[Page and application data records]
□ □ □
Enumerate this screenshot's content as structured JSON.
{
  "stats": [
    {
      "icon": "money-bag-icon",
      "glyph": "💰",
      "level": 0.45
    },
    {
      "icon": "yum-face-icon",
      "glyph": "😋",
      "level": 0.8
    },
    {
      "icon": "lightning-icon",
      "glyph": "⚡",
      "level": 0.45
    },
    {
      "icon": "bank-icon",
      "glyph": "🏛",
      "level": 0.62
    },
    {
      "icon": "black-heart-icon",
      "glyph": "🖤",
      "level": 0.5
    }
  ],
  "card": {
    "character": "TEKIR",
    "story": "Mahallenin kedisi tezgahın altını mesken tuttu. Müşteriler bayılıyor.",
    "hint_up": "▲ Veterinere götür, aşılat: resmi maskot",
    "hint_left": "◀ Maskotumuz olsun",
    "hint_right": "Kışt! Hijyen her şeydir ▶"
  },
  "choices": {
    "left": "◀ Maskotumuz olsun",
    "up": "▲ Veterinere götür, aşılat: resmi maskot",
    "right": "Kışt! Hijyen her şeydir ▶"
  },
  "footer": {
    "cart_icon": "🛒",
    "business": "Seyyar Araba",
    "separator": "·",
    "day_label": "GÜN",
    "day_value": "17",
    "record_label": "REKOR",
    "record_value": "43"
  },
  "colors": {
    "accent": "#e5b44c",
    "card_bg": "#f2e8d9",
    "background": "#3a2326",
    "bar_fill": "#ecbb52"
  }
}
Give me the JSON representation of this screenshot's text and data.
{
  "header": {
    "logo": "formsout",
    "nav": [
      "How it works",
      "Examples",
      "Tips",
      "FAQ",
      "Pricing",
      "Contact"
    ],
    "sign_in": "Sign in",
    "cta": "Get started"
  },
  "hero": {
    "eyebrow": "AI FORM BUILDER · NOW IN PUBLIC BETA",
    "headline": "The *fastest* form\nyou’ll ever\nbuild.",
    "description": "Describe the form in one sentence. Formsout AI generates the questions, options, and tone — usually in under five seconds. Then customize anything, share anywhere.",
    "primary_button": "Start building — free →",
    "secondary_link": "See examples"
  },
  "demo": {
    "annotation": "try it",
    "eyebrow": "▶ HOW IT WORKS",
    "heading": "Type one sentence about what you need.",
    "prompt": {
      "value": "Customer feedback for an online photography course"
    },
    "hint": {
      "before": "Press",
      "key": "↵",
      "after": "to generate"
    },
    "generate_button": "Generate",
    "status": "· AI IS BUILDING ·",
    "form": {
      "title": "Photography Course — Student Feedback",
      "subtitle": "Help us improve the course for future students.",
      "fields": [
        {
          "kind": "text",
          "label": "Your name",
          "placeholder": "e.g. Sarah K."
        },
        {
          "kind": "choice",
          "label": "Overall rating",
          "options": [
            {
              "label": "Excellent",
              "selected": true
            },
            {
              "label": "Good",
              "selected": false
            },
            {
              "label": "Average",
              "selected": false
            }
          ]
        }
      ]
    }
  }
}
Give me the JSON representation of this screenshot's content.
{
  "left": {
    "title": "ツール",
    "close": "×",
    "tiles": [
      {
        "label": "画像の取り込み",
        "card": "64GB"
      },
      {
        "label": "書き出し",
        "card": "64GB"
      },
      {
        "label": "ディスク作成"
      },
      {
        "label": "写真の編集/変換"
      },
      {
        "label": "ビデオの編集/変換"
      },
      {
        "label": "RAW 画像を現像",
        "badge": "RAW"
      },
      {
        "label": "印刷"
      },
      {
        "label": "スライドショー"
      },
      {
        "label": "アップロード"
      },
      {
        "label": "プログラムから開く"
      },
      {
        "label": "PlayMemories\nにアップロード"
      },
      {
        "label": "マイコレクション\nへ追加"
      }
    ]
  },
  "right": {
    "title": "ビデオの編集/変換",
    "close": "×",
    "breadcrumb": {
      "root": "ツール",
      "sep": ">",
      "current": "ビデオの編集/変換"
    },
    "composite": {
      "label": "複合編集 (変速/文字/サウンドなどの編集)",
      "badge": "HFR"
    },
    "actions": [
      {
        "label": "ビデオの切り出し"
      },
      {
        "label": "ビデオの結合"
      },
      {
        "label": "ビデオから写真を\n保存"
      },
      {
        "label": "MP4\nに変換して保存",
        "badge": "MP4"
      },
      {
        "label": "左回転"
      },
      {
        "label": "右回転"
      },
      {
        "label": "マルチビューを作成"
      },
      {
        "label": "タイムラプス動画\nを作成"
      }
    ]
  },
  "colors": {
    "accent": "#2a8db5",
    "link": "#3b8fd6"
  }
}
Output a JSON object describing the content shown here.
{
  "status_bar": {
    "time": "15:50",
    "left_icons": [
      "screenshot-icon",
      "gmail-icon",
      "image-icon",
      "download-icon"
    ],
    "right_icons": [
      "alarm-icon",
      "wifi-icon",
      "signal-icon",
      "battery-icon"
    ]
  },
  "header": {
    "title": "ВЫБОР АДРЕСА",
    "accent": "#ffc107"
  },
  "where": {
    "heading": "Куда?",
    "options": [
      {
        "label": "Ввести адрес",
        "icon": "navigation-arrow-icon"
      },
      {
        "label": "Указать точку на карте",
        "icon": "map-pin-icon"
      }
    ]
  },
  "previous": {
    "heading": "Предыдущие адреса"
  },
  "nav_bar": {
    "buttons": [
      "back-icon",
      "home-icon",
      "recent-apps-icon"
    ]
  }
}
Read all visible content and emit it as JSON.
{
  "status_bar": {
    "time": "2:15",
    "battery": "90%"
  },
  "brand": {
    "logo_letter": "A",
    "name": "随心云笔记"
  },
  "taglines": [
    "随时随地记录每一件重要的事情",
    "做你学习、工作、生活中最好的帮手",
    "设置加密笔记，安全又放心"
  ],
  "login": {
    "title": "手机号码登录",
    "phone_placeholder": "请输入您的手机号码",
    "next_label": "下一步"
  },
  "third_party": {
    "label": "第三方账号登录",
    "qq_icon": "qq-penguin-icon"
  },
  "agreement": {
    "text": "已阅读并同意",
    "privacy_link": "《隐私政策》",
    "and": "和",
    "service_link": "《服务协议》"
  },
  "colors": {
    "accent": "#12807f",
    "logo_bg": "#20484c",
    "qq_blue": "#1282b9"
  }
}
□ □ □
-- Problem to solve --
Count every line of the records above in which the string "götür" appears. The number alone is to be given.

-- Answer to this task --
2